I'm very convinced that the new trilogy suffers from coming in the shadow of brilliant older "siblings", and thus they aren't given the full amount of credit they are due. Make no mistake, I am by no means saying the new trilogy is on the same level as the original, but time has a way of adding vintage shine to films. Even Day of the Dead was not as highly regarded as it is now, as late as ten years ago. The perennially hated Halloween III: Season of the Witch has seen an amazing reversal in popular horror opinion just over the last five years.  So it will likely be with Land, Diary, and (maybe) Survival; we as a culture excuse away criticism of our own activities. It's a defense mechanism.

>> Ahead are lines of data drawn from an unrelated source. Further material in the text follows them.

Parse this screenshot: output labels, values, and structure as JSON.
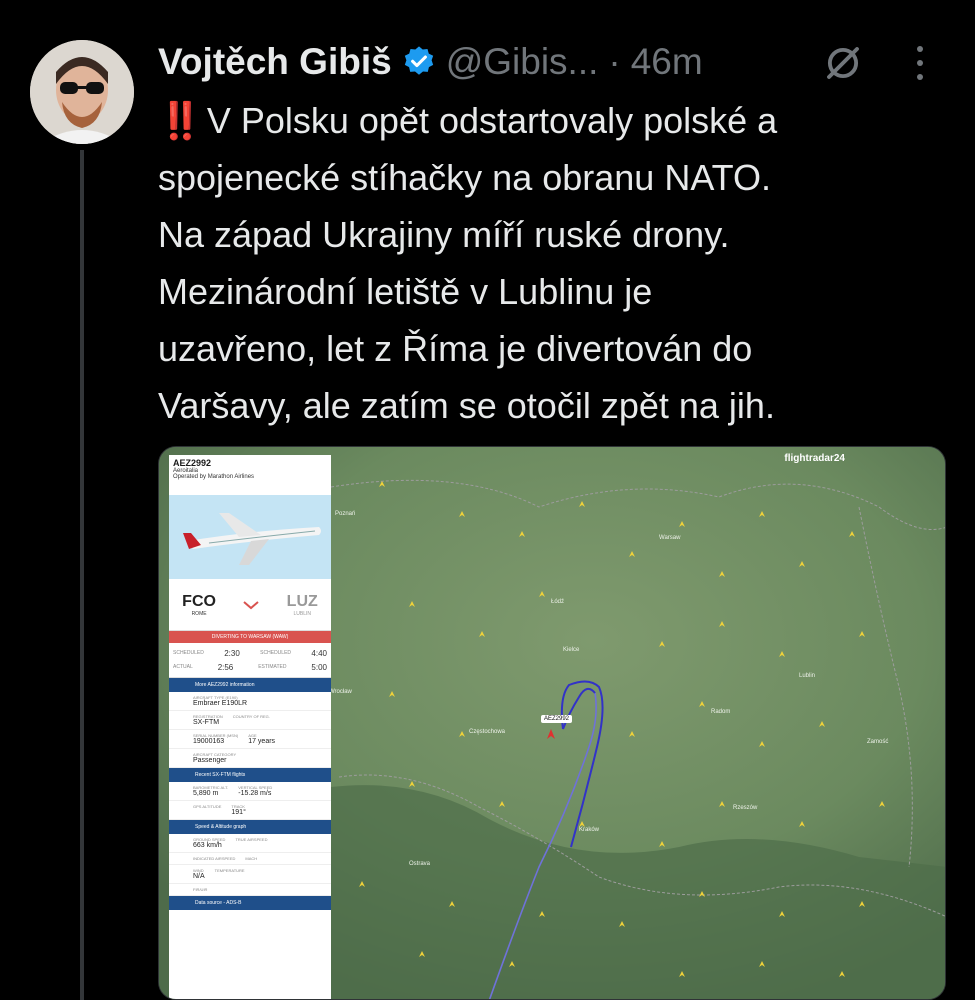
{
  "tweet": {
    "author_name": "Vojtěch Gibiš",
    "handle": "@Gibis...",
    "separator": "·",
    "time": "46m",
    "emoji": "‼️",
    "text_lines": [
      "V Polsku opět odstartovaly polské a",
      "spojenecké stíhačky na obranu NATO.",
      "Na západ Ukrajiny míří ruské drony.",
      "Mezinárodní letiště v Lublinu je",
      "uzavřeno, let z Říma je divertován do",
      "Varšavy, ale zatím se otočil zpět na jih."
    ],
    "icons": [
      "verified-badge-icon",
      "mute-icon",
      "more-options-icon"
    ]
  },
  "screenshot": {
    "brand": "flightradar24",
    "panel": {
      "flight_id": "AEZ2992",
      "airline": "Aeroitalia",
      "operated_by": "Operated by Marathon Airlines",
      "origin": "FCO",
      "origin_city": "ROME",
      "destination": "LUZ",
      "destination_city": "LUBLIN",
      "status": "DIVERTING TO WARSAW (WAW)",
      "scheduled_label": "SCHEDULED",
      "actual_label": "ACTUAL",
      "estimated_label": "ESTIMATED",
      "dep_scheduled": "2:30",
      "dep_actual": "2:56",
      "arr_scheduled": "4:40",
      "arr_estimated": "5:00",
      "more_info": "More AEZ2992 information",
      "aircraft_label": "AIRCRAFT TYPE (E190)",
      "aircraft": "Embraer E190LR",
      "registration_label": "REGISTRATION",
      "registration": "SX-FTM",
      "country_label": "COUNTRY OF REG.",
      "serial_label": "SERIAL NUMBER (MSN)",
      "serial": "19000163",
      "age_label": "AGE",
      "age": "17 years",
      "category_label": "AIRCRAFT CATEGORY",
      "category": "Passenger",
      "recent_flights": "Recent SX-FTM flights",
      "baro_label": "BAROMETRIC ALT.",
      "baro_alt": "5,890 m",
      "vspeed_label": "VERTICAL SPEED",
      "vspeed": "-15.28 m/s",
      "gps_label": "GPS ALTITUDE",
      "track_label": "TRACK",
      "track": "191°",
      "speed_graph": "Speed & Altitude graph",
      "ground_speed_label": "GROUND SPEED",
      "ground_speed": "663 km/h",
      "true_airspeed_label": "TRUE AIRSPEED",
      "ias_label": "INDICATED AIRSPEED",
      "mach_label": "MACH",
      "wind_label": "WIND",
      "wind": "N/A",
      "temperature_label": "TEMPERATURE",
      "fir_label": "FIR/UIR",
      "data_source": "Data source - ADS-B"
    },
    "map": {
      "aircraft_tag": "AEZ2992",
      "cities": [
        "Poznań",
        "Warsaw",
        "Łódź",
        "Wrocław",
        "Kraków",
        "Lublin",
        "Ostrava",
        "Częstochowa",
        "Radom",
        "Kielce",
        "Zamość",
        "Rzeszów"
      ]
    }
  }
}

As we put distance between ourselves and these modern films' messages, recognition of their brilliance is bound to rise.

 

There you have it: the product of my having gorged myself on Thanksgiving fare, slept for twelve hours, chugged coffee, then watched classic Romero on VHS. I think there's some real opportunity for discussion here and would love to hear your thoughts on any number of ideas: Is Romero's criticism in Dawn still relevant? What are your true thoughts on our obsession with Black Friday? If you dislike Land, Diary, or Survival of the Dead, why (beyond "They fraking suck!"; I can get that from IMDB comments)? Does time heal criticism of horror films, rendering their faults more easily forgivable (and should this give hope of vindication to all six Uwe Boll fans)? If we disagree, that's totally cool, so long as there's a bone fide reason. So, Maniacs, where do you stand on Romero's most prominent works and the social messages they contain?

 

If you simply can't get enough horror happenings here on Mania, might I humbly suggest checking out Tuesday Terrors? It's got all the shocking news to keep you current (and possibly help you survive until the credits roll).

 

Chuck Francisco is a columnist and critic for Mania, writing Saturday Shock-O-Rama, the weekly look into classic cult, horror and sci-fi. He is a horror co-host of two monthly film series at the world famous Colonial Theatre in Phoenixville, PA (home of 1958's 'The Blob'): First Friday Fright Nights and Colonial Cult Cinema. You can hear him on awesome podcast You've Got Geek or follow him out on Twitter. 



Series: